Timothy Stranger, the former TCAT bus driver who struck and killed a Cornell junior in March, pleaded guilty to criminally negligent homicide, a class E felony, in Tompkins County Court yesterday.
Stranger also pleaded guilty to two misdemeanors: driving while abilities were impaired by drugs and operating a commercial motor vehicle while under the influence of alcohol.
In his plea, Stranger admitted to consuming a six-pack of beer and smoking marijuana before beginning his shift that afternoon. He also acknowledged that he was intoxicated at the time of the accident.

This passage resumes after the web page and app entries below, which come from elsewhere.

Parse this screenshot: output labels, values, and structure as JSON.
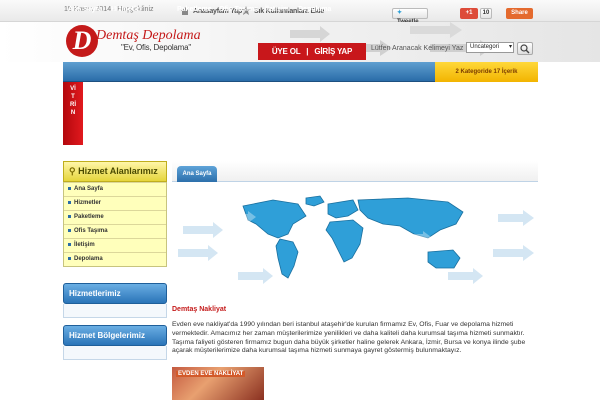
{
  "topbar": {
    "date": "15 Kasım 2014 - Hoşgeldiniz",
    "home_link": "Anasayfam Yap",
    "fav_link": "Sık Kullanılanlara Ekle",
    "tweet_label": "Tweetle",
    "gplus_label": "+1",
    "gplus_count": "10",
    "share_label": "Share"
  },
  "header": {
    "logo_letter": "D",
    "logo_name": "Demtaş Depolama",
    "logo_slogan": "\"Ev, Ofis, Depolama\"",
    "register_label": "ÜYE OL",
    "login_label": "GİRİŞ YAP",
    "search_placeholder": "Lütfen Aranacak Kelimeyi Yaz",
    "search_category": "Uncategori"
  },
  "nav": {
    "items": [
      "Ana Sayfa",
      "Hizmetler",
      "Paketleme",
      "Ofis Taşıma",
      "İletişim",
      "Depolama"
    ],
    "cart": "2 Kategoride 17 İçerik"
  },
  "vitrin": {
    "label": "VİTRİN"
  },
  "sidebar": {
    "services_title": "Hizmet Alanlarımız",
    "menu": [
      "Ana Sayfa",
      "Hizmetler",
      "Paketleme",
      "Ofis Taşıma",
      "İletişim",
      "Depolama"
    ],
    "box2_title": "Hizmetlerimiz",
    "box3_title": "Hizmet Bölgelerimiz"
  },
  "main": {
    "tab": "Ana Sayfa",
    "article_title": "Demtaş Nakliyat",
    "article_text": "Evden  eve nakliyat'da 1990 yılından beri istanbul ataşehir'de kurulan firmamız  Ev, Ofis, Fuar ve depolama hizmeti vermektedir. Amacımız her zaman müşterilerimize yenilikleri ve daha kaliteli daha kurumsal taşıma hizmeti sunmaktır.  Taşıma faliyeti gösteren firmamız bugun daha büyük şirketler haline gelerek Ankara, İzmir, Bursa ve konya ilinde şube açarak müşterilerimize daha kurumsal taşıma hizmeti sunmaya gayret göstermiş bulunmaktayız.",
    "photo_label": "EVDEN EVE NAKLİYAT"
  }
}
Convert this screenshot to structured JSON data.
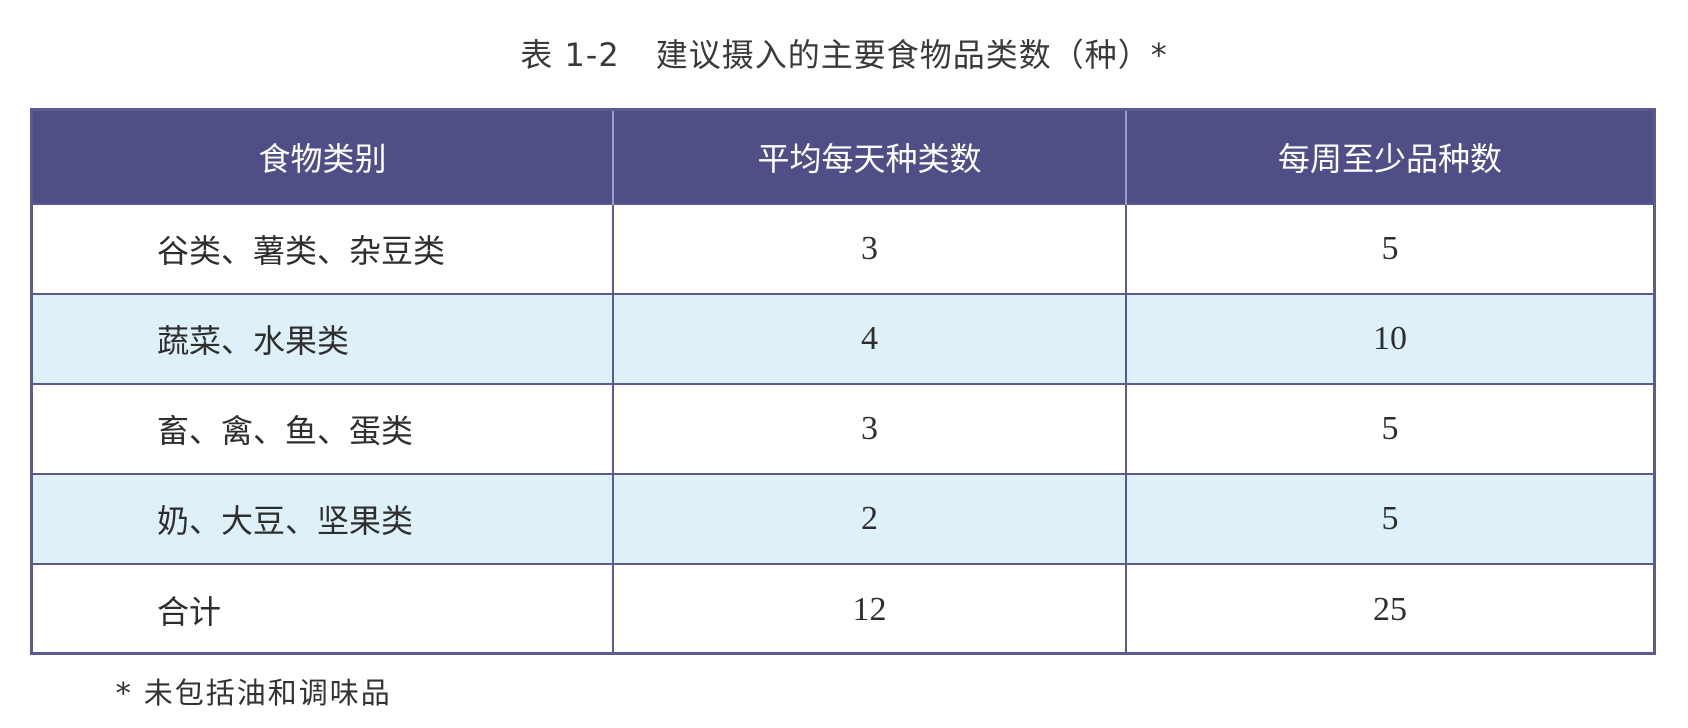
{
  "caption": {
    "number": "表 1-2",
    "title": "建议摄入的主要食物品类数（种）*"
  },
  "table": {
    "headers": [
      "食物类别",
      "平均每天种类数",
      "每周至少品种数"
    ],
    "rows": [
      [
        "谷类、薯类、杂豆类",
        "3",
        "5"
      ],
      [
        "蔬菜、水果类",
        "4",
        "10"
      ],
      [
        "畜、禽、鱼、蛋类",
        "3",
        "5"
      ],
      [
        "奶、大豆、坚果类",
        "2",
        "5"
      ],
      [
        "合计",
        "12",
        "25"
      ]
    ]
  },
  "footnote": "* 未包括油和调味品",
  "colors": {
    "header_bg": "#4f4f88",
    "border": "#5b5a91",
    "alt_row_bg": "#dff1f8"
  }
}
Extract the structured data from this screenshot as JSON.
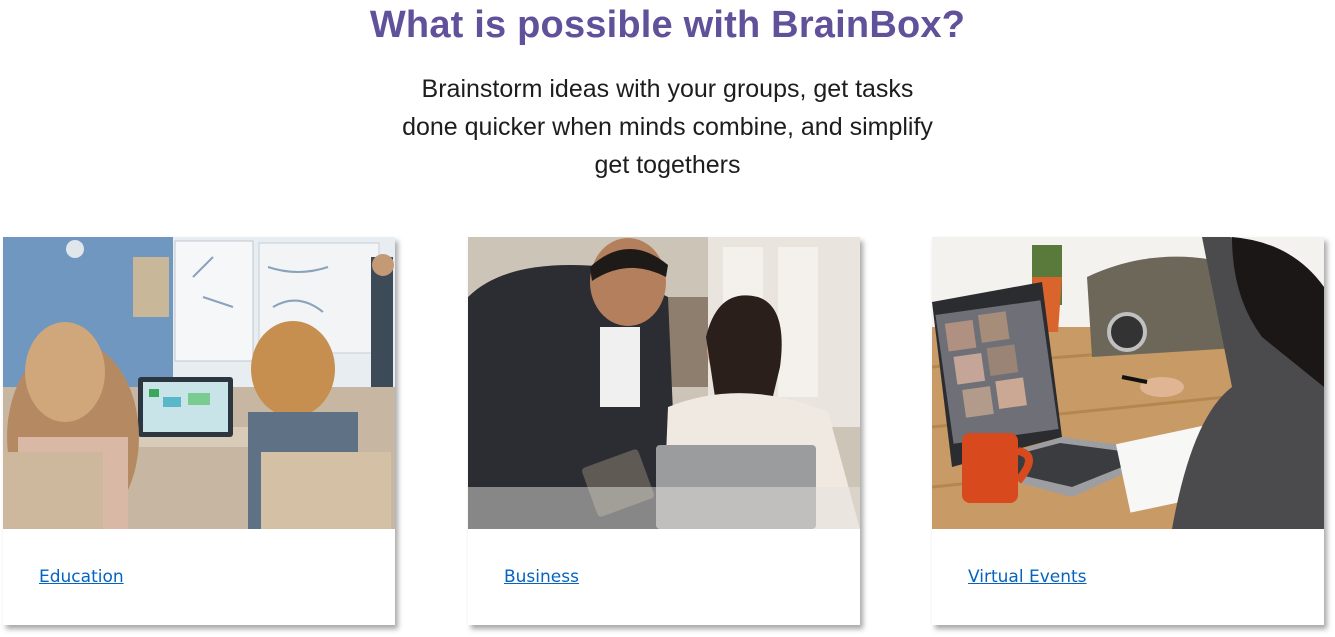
{
  "hero": {
    "title": "What is possible with BrainBox?",
    "subtitle_lines": [
      "Brainstorm ideas with your groups, get tasks",
      "done quicker when minds combine, and simplify",
      "get togethers"
    ]
  },
  "colors": {
    "title": "#60519a",
    "link": "#0563c1",
    "text": "#1d1d1d"
  },
  "cards": [
    {
      "link_label": "Education",
      "image": "classroom-photo"
    },
    {
      "link_label": "Business",
      "image": "office-meeting-photo"
    },
    {
      "link_label": "Virtual Events",
      "image": "video-call-photo"
    }
  ]
}
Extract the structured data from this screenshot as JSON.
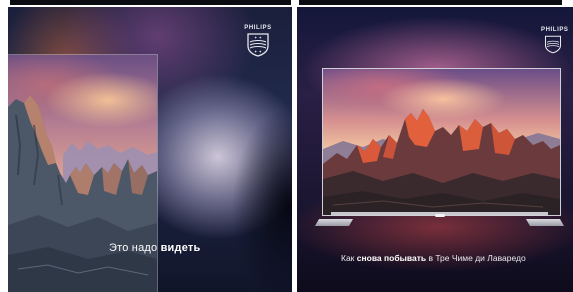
{
  "panels": {
    "left": {
      "brand": "PHILIPS",
      "caption_plain": "Это надо ",
      "caption_bold": "видеть"
    },
    "right": {
      "brand": "PHILIPS",
      "caption_pre": "Как ",
      "caption_bold": "снова побывать",
      "caption_post": " в Тре Чиме ди Лаваредо"
    }
  },
  "icons": {
    "logo": "philips-shield-icon"
  },
  "colors": {
    "background": "#1a1f3b",
    "caption": "#ffffff"
  }
}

Stranger’s bus struck Michelle Evans, 21, on March 16 while she was crossing the street at the corner of Wait and Thurston Avenues. According to passengers riding the bus at the time of the accident, the bus was filled beyond capacity, partially obstructing Stranger’s view of the intersection.
According to TCAT General Manager Rod Ghearing, TCAT terminated Stranger after tests indicated that he was driving under the influence of alcohol during the shift.
Ghearing had no comment on the details of yesterday’s plea, due to “pending civil action.”
The Tompkins County District Attorney originally had charged Stranger with five counts: operating a commercial vehicle with a blood alcohol content between .04 and .07 percent, operating a commercial vehicle while under the influence of alcohol, operating a bus with passengers forward of the standing line, failing to use due care to a pedestrian and operating a bus within six hours of consuming an intoxicating liquor or drug.
Stranger is currently free on his own recognizance. His next court appearance will be his sentencing, set for Jan. 3. The maximum sentence he can receive is 16 months to four years, but jail time is not mandatory for any of the crimes to which he pleaded guilty.
“The prosecution indicated at the plea that it will recommend a sentence of one year local incarceration,” according to the District Attorney’s office.
The University, a partial owner of TCAT, had no comment on Stranger’s decision to plead guilty.
Archived article by Maggie Frank